Preserved by the Lord for this day, President Nelson ministers with a different style—one of in-the-moment deliberateness. With a surgeon’s eye single to the task directly in front of him, President Nelson zones in on the smallest details and the smallest members.  

During his global ministry tour, I came to anticipate that President Nelson would engage with a congregation or an individual member, call Church employees by name, respond to reporters’ questions in brief moments of his tightly scheduled days, and powerfully testify of Jesus Christ.

I never saw him look tired, although I was. Sister Wendy Nelson said being with the members energized her husband.

Most important, I watched the 93-year-old leader reach down and pick up a child who had brushed against his leg. I watched him kneel down to another child’s level. I saw him respond to the hugs of others. The scenes became so commonplace during the tour that I almost forgot to be awed by them.

Then Elder Jeffrey R. Holland of the Quorum of the Twelve Apostles—who with his wife, Sister Patricia Holland, was traveling with President Nelson—gave me understanding: “We are sometimes so close to history, so close to miracles … that we don’t realize we are experiencing a miracle,” he said.

My first real glimpse into President Nelson’s ministry came in November of 2007, as I watched him and Sister Nelson greet students from Liahona High School lining the streets of Nuku’alofa, Tonga. The students had fashioned a huge banner for the occasion: “Welcome Home, Eld. and Sis. Russell M. Nelson.”

President Nelson’s response tothe students and thebanner was immediate: “How could they capture our feelings and their feelings with such few words, ‘Welcome home,’” he had said then.

I observed President Nelson again in August of 2016, as he was in Sapporo, Japan, to dedicate a new temple on Hokkaido, Japan’s second-largest island.

Sandwiched between two tropical storms, President Nelson’s visit and the temple dedication occurred days after Typhoon Chanthu made landfall on Hokkaido and one day before Tropical Storm Mindulle would rip through Japan.

I arose early on the day before the dedication, hoping to photograph the new temple at sunrise. But when I reached the temple grounds I found President Nelson already up, inspecting the temple and the grounds. He looked at the gardens and landscaping with a deliberateness I would see again a few hours later when he greeted the people. Each greeting carried a sweet sentiment that communicated “Thank you for welcoming me home.”

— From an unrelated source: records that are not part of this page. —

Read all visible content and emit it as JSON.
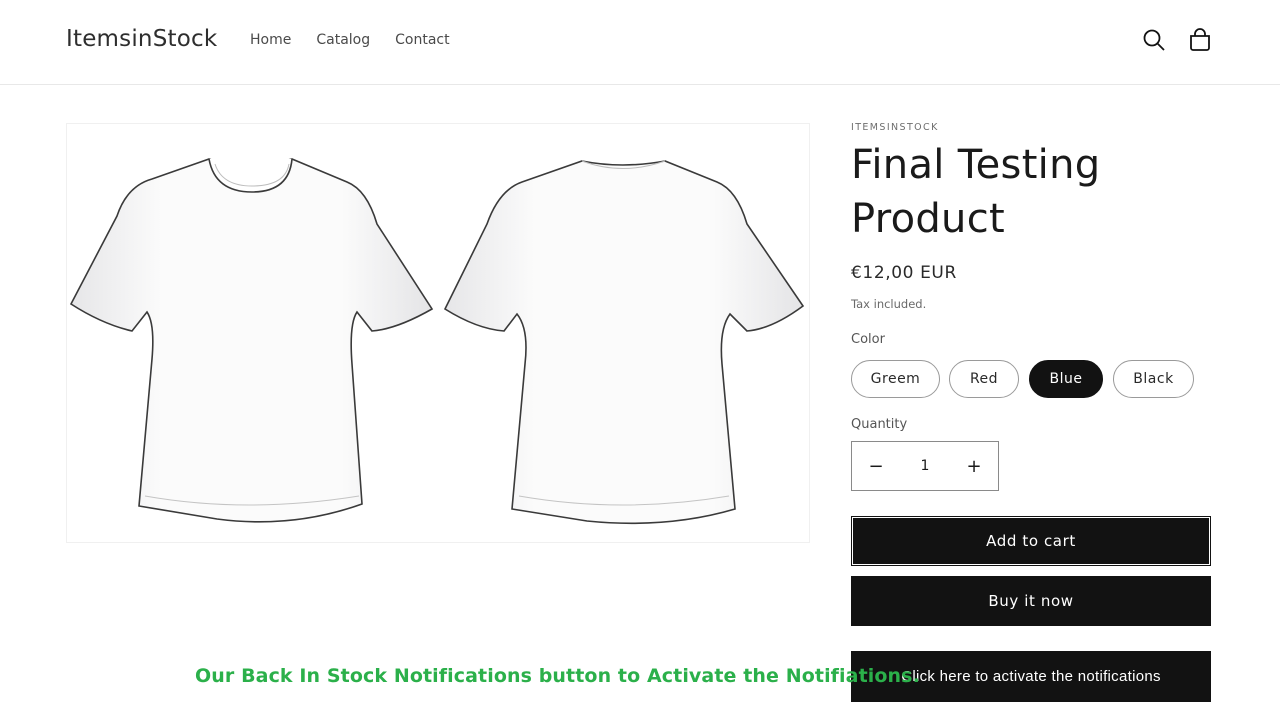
{
  "header": {
    "logo": "ItemsinStock",
    "nav": [
      "Home",
      "Catalog",
      "Contact"
    ],
    "icons": [
      "search-icon",
      "cart-icon"
    ]
  },
  "product": {
    "image_icon": "tshirt-front-back-image",
    "vendor": "ITEMSINSTOCK",
    "title": "Final Testing Product",
    "price": "€12,00 EUR",
    "tax_note": "Tax included.",
    "color_label": "Color",
    "colors": [
      {
        "label": "Greem",
        "selected": false
      },
      {
        "label": "Red",
        "selected": false
      },
      {
        "label": "Blue",
        "selected": true
      },
      {
        "label": "Black",
        "selected": false
      }
    ],
    "quantity_label": "Quantity",
    "quantity_value": "1",
    "decrease_symbol": "−",
    "increase_symbol": "+",
    "add_to_cart": "Add to cart",
    "buy_now": "Buy it now",
    "notify_button": "Click here to activate the notifications"
  },
  "caption": "Our Back In Stock Notifications button to Activate the Notifiations.",
  "colors": {
    "primary_button": "#121212",
    "caption_green": "#2bb04a",
    "border": "#e8e8e8"
  }
}
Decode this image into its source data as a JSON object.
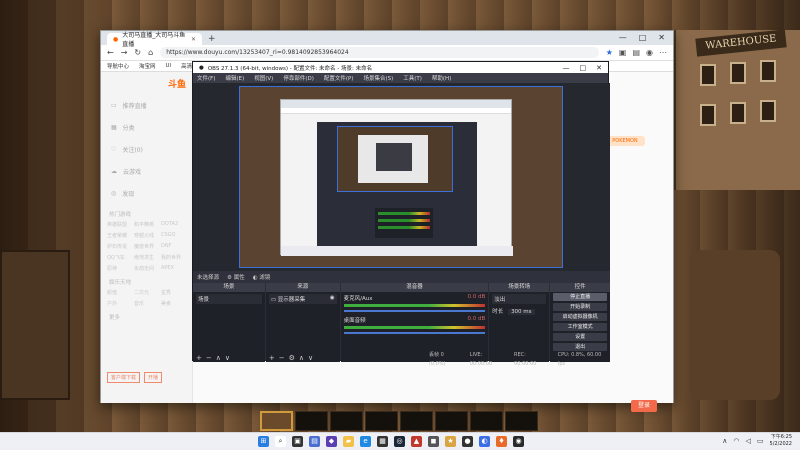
{
  "background": {
    "sign_text": "WAREHOUSE"
  },
  "browser": {
    "tab_title": "大司马直播_大司马斗鱼直播",
    "tab_close": "✕",
    "new_tab": "+",
    "window_controls": [
      "—",
      "□",
      "✕"
    ],
    "url": "https://www.douyu.com/13253407_ri=0.9814092853964024",
    "bookmarks": [
      "导航中心",
      "淘宝网",
      "Ul",
      "高清视频"
    ],
    "nav": {
      "back": "←",
      "forward": "→",
      "refresh": "↻",
      "home": "⌂"
    }
  },
  "site": {
    "logo": "斗鱼",
    "sidebar_items": [
      "推荐直播",
      "分类",
      "关注(0)",
      "云游戏",
      "发现"
    ],
    "section_hot": "热门游戏",
    "hot_games": [
      "英雄联盟",
      "和平精英",
      "DOTA2",
      "王者荣耀",
      "穿越火线",
      "CSGO",
      "炉石传说",
      "魔兽世界",
      "DNF",
      "QQ飞车",
      "绝地求生",
      "我的世界",
      "原神",
      "永劫无间",
      "APEX"
    ],
    "section_variety": "娱乐天地",
    "variety": [
      "颜值",
      "二次元",
      "星秀",
      "户外",
      "音乐",
      "美食",
      "舞蹈",
      "脱口秀",
      "综艺"
    ],
    "section_more": "更多",
    "buttons": [
      "客户端下载",
      "开播"
    ],
    "right_badge": "POKEMON",
    "cta": "登录"
  },
  "obs": {
    "title": "OBS 27.1.3 (64-bit, windows) - 配置文件: 未命名 - 场景: 未命名",
    "menu": [
      "文件(F)",
      "编辑(E)",
      "视图(V)",
      "停靠部件(D)",
      "配置文件(P)",
      "场景集合(S)",
      "工具(T)",
      "帮助(H)"
    ],
    "scene_bar": {
      "label": "未选择源",
      "properties": "属性",
      "filters": "滤镜"
    },
    "docks": {
      "scenes": {
        "title": "场景",
        "items": [
          "场景"
        ]
      },
      "sources": {
        "title": "来源",
        "items": [
          "显示器采集"
        ]
      },
      "mixer": {
        "title": "混音器",
        "channels": [
          {
            "name": "桌面音频",
            "db": "0.0 dB"
          },
          {
            "name": "麦克风/Aux",
            "db": "0.0 dB"
          }
        ]
      },
      "transitions": {
        "title": "场景转场",
        "type": "淡出",
        "duration_label": "时长",
        "duration": "300 ms"
      },
      "controls": {
        "title": "控件",
        "buttons": [
          "停止直播",
          "开始录制",
          "启动虚拟摄像机",
          "工作室模式",
          "设置",
          "退出"
        ]
      }
    },
    "status": {
      "drop": "丢帧 0 (0.0%)",
      "live": "LIVE: 00:00:00",
      "rec": "REC: 00:00:00",
      "cpu": "CPU: 0.8%, 60.00 fps"
    }
  },
  "taskbar": {
    "time": "下午6:25",
    "date": "5/2/2022"
  }
}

It was a sentiment I observed over and over again during the global ministry tour. Nothing was more clear: among the members of The Church of Jesus Christ of Latter-day Saints, President Nelson is home.

Today, one of my greatest regrets is that I did not return to my college journalism adviser, who died several years ago, and share with her what I have learned from the Lord’s latter-day prophets and others who lead His Church. From President Hinckley I gained a desire to quicken my pace, from President Monson a desire to slow it down. Watching President Nelson through the Church News window gives me the desire to minister in the moment, with the deliberateness of feeling at home with all of God’s children.

Each time I observe those who lead the Church, I want to listen more closely during general conference, to pray with real and growing intent, and to approach my Church callings and scripture study with increased sincerity. I have thought of the example of President Nelson and others when airline personnel tell me my flight is canceled or when unannounced visitors stop by my home. I have thought about them when I ponder my ministering assignments, when I respond to or encourage my teenage daughters, or when my aging family members need my attention. Sometimes those thoughts come in retrospect, when I wish I had done better.

If I could see my adviser today, my message would be one inspired by President Nelson; I would tell her that observing the small and simple actions of those who lead our Church has had a large impact. Sometimes, I would say, we are “so close to history, so close to miracles … that we don’t realize we are experiencing a miracle.”


Sarah Jane Weaver is the editor of the Church News. Her favorite assignments include reporting on LDS Church temple dedications and writing about Latter-day Saints around the world. She lives in Sandy, Utah, with her husband and daughters.